**Problem to work on**:
Apart from the pictures, every entry below must be given again exactly.

Stored items from a collection:
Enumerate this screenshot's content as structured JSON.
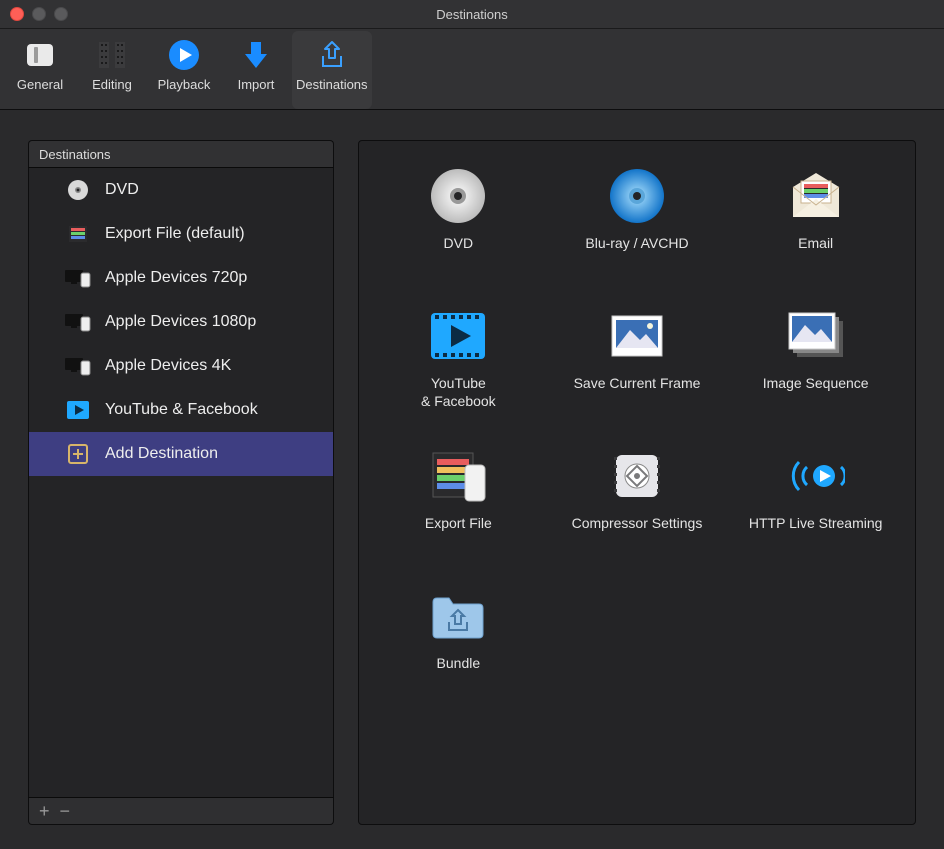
{
  "window": {
    "title": "Destinations"
  },
  "toolbar": {
    "items": [
      {
        "id": "general",
        "label": "General"
      },
      {
        "id": "editing",
        "label": "Editing"
      },
      {
        "id": "playback",
        "label": "Playback"
      },
      {
        "id": "import",
        "label": "Import"
      },
      {
        "id": "destinations",
        "label": "Destinations",
        "active": true
      }
    ]
  },
  "sidebar": {
    "header": "Destinations",
    "items": [
      {
        "icon": "dvd",
        "label": "DVD"
      },
      {
        "icon": "exportfile",
        "label": "Export File (default)"
      },
      {
        "icon": "appledev",
        "label": "Apple Devices 720p"
      },
      {
        "icon": "appledev",
        "label": "Apple Devices 1080p"
      },
      {
        "icon": "appledev",
        "label": "Apple Devices 4K"
      },
      {
        "icon": "youtube",
        "label": "YouTube & Facebook"
      },
      {
        "icon": "adddest",
        "label": "Add Destination",
        "selected": true
      }
    ],
    "footer": {
      "add": "+",
      "remove": "−"
    }
  },
  "gallery": {
    "items": [
      {
        "icon": "dvd-large",
        "label": "DVD"
      },
      {
        "icon": "bluray",
        "label": "Blu-ray / AVCHD"
      },
      {
        "icon": "email",
        "label": "Email"
      },
      {
        "icon": "youtube-large",
        "label": "YouTube\n& Facebook"
      },
      {
        "icon": "saveframe",
        "label": "Save Current Frame"
      },
      {
        "icon": "imageseq",
        "label": "Image Sequence"
      },
      {
        "icon": "exportfile-lg",
        "label": "Export File"
      },
      {
        "icon": "compressor",
        "label": "Compressor Settings"
      },
      {
        "icon": "hls",
        "label": "HTTP Live Streaming"
      },
      {
        "icon": "bundle",
        "label": "Bundle"
      }
    ]
  }
}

**Response to this task**:
Enumerate this screenshot's content as structured JSON.
{
  "window": {
    "title": "Destinations"
  },
  "toolbar": {
    "items": [
      {
        "id": "general",
        "label": "General"
      },
      {
        "id": "editing",
        "label": "Editing"
      },
      {
        "id": "playback",
        "label": "Playback"
      },
      {
        "id": "import",
        "label": "Import"
      },
      {
        "id": "destinations",
        "label": "Destinations",
        "active": true
      }
    ]
  },
  "sidebar": {
    "header": "Destinations",
    "items": [
      {
        "icon": "dvd",
        "label": "DVD"
      },
      {
        "icon": "exportfile",
        "label": "Export File (default)"
      },
      {
        "icon": "appledev",
        "label": "Apple Devices 720p"
      },
      {
        "icon": "appledev",
        "label": "Apple Devices 1080p"
      },
      {
        "icon": "appledev",
        "label": "Apple Devices 4K"
      },
      {
        "icon": "youtube",
        "label": "YouTube & Facebook"
      },
      {
        "icon": "adddest",
        "label": "Add Destination",
        "selected": true
      }
    ],
    "footer": {
      "add": "+",
      "remove": "−"
    }
  },
  "gallery": {
    "items": [
      {
        "icon": "dvd-large",
        "label": "DVD"
      },
      {
        "icon": "bluray",
        "label": "Blu-ray / AVCHD"
      },
      {
        "icon": "email",
        "label": "Email"
      },
      {
        "icon": "youtube-large",
        "label": "YouTube\n& Facebook"
      },
      {
        "icon": "saveframe",
        "label": "Save Current Frame"
      },
      {
        "icon": "imageseq",
        "label": "Image Sequence"
      },
      {
        "icon": "exportfile-lg",
        "label": "Export File"
      },
      {
        "icon": "compressor",
        "label": "Compressor Settings"
      },
      {
        "icon": "hls",
        "label": "HTTP Live Streaming"
      },
      {
        "icon": "bundle",
        "label": "Bundle"
      }
    ]
  }
}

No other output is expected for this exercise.